/---

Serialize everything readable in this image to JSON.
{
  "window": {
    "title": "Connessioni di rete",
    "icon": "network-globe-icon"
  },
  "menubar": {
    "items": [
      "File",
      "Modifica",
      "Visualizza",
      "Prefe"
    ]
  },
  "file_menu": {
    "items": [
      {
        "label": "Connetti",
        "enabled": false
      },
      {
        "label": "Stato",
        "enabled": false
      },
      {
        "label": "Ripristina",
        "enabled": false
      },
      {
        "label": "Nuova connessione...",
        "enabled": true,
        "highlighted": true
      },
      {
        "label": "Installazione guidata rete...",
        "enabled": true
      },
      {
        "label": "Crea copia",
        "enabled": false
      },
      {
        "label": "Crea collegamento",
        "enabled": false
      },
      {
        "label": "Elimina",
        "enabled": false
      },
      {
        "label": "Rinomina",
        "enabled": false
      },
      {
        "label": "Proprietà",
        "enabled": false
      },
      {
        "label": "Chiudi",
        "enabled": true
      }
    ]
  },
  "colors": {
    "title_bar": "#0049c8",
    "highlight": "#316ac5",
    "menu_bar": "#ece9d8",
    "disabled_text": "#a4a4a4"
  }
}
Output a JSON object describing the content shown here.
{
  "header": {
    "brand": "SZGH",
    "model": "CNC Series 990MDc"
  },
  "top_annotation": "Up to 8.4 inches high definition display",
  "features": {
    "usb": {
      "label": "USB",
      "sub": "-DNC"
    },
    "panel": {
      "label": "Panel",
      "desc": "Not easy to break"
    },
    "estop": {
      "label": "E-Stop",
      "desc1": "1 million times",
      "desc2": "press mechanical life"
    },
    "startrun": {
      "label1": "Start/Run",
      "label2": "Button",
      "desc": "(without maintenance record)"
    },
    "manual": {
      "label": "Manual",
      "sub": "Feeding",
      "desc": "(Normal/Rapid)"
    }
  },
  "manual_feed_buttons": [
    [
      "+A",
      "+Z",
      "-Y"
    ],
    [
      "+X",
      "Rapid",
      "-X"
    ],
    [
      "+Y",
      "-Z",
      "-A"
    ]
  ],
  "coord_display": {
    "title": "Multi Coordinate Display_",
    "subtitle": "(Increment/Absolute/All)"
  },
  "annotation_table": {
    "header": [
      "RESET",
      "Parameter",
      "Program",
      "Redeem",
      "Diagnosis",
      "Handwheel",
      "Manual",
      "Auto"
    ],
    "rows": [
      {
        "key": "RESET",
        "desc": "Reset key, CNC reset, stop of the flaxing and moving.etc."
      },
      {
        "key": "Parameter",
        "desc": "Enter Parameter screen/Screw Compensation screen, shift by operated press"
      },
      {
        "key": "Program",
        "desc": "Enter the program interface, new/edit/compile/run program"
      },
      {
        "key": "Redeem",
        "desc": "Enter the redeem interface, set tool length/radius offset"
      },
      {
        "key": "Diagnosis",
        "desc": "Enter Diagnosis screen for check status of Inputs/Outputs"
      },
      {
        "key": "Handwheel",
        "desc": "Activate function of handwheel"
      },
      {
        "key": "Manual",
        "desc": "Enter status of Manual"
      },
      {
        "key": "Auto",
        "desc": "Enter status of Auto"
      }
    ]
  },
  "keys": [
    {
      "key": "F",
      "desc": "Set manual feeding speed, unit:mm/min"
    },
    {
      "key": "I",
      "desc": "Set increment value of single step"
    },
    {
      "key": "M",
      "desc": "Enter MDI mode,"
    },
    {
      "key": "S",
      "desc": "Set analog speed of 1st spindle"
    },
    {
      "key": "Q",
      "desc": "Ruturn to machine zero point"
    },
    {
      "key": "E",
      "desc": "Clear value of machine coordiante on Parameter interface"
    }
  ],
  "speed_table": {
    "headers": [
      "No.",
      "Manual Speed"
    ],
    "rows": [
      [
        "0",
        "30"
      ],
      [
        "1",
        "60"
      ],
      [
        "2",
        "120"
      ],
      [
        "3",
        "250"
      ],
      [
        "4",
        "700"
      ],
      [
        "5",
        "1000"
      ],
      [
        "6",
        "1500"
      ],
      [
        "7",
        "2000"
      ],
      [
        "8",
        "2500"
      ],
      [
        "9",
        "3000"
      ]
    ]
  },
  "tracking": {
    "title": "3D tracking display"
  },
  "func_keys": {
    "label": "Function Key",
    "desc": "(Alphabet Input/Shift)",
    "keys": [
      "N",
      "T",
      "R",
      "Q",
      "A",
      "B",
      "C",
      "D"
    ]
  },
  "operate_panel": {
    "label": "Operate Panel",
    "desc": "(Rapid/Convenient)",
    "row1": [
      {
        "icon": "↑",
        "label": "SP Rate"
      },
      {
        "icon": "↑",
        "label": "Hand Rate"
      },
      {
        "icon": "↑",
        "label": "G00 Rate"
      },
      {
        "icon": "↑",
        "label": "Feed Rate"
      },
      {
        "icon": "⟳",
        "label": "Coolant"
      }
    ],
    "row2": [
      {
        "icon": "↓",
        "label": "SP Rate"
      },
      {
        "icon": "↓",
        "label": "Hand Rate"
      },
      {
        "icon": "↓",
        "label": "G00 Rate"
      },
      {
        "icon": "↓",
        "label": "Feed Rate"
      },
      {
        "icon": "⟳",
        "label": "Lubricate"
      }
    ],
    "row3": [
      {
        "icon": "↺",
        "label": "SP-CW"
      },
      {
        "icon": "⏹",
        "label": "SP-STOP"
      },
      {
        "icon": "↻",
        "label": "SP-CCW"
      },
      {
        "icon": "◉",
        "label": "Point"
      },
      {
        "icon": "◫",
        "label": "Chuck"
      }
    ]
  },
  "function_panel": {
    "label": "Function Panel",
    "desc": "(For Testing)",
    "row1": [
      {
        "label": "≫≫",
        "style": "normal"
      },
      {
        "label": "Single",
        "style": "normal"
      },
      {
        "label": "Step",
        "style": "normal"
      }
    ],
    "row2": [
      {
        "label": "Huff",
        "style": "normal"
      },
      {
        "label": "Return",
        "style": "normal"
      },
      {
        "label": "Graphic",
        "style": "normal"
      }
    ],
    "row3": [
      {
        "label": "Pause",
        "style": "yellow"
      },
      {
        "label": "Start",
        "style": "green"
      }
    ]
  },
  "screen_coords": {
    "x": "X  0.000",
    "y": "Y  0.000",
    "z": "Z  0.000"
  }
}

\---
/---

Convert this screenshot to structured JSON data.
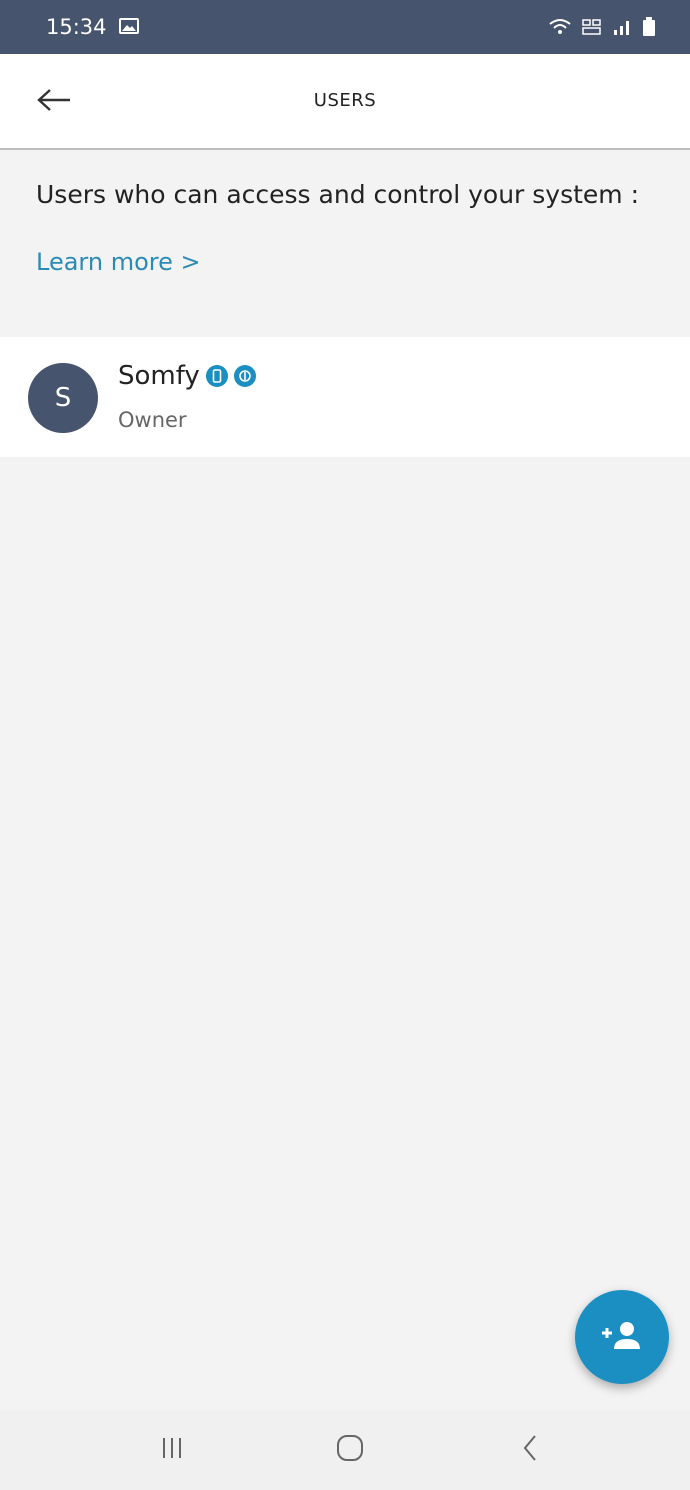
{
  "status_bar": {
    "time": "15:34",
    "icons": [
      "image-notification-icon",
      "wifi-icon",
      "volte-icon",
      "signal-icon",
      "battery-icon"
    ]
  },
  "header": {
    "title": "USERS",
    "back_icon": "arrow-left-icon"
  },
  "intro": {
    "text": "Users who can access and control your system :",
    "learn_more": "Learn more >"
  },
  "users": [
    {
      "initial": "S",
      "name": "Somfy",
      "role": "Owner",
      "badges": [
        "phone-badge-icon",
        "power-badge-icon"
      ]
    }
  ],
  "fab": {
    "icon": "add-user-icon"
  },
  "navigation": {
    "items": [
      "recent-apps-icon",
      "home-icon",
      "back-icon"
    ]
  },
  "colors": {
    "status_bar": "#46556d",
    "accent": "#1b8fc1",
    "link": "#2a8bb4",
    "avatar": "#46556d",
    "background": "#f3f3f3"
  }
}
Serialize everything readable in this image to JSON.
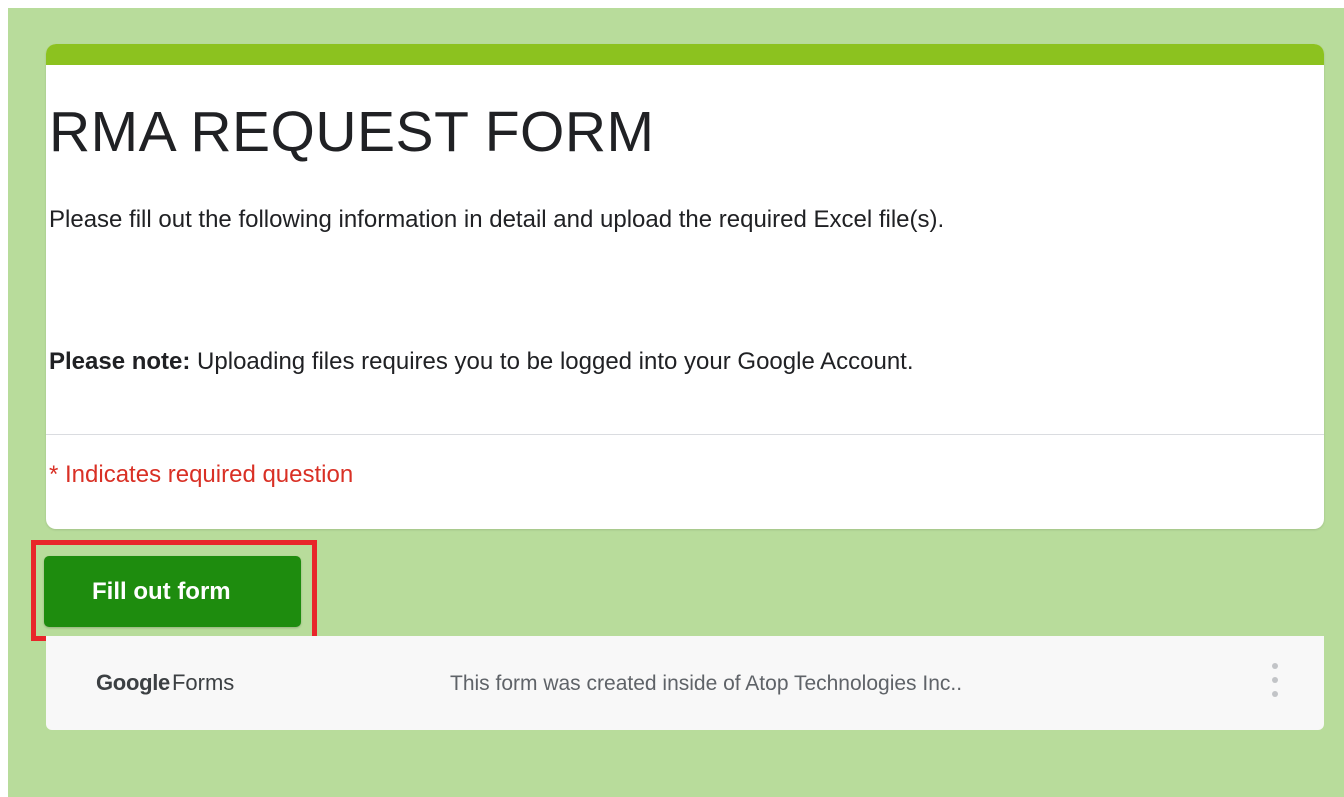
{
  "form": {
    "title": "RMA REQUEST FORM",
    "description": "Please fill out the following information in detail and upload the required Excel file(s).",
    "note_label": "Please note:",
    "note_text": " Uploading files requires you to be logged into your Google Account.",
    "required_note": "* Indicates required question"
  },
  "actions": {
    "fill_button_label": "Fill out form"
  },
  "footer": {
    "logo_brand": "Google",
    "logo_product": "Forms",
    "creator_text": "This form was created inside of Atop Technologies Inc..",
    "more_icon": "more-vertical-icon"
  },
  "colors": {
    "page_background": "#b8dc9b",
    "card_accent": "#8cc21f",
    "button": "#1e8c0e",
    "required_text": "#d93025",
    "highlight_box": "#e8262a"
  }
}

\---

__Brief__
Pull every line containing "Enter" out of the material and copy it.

__Result of the exercise__
        "desc": "Enter Parameter screen/Screw Compensation screen, shift by operated press"
        "desc": "Enter the program interface, new/edit/compile/run program"
        "desc": "Enter the redeem interface, set tool length/radius offset"
        "desc": "Enter Diagnosis screen for check status of Inputs/Outputs"
        "desc": "Enter status of Manual"
        "desc": "Enter status of Auto"
      "desc": "Enter MDI mode,"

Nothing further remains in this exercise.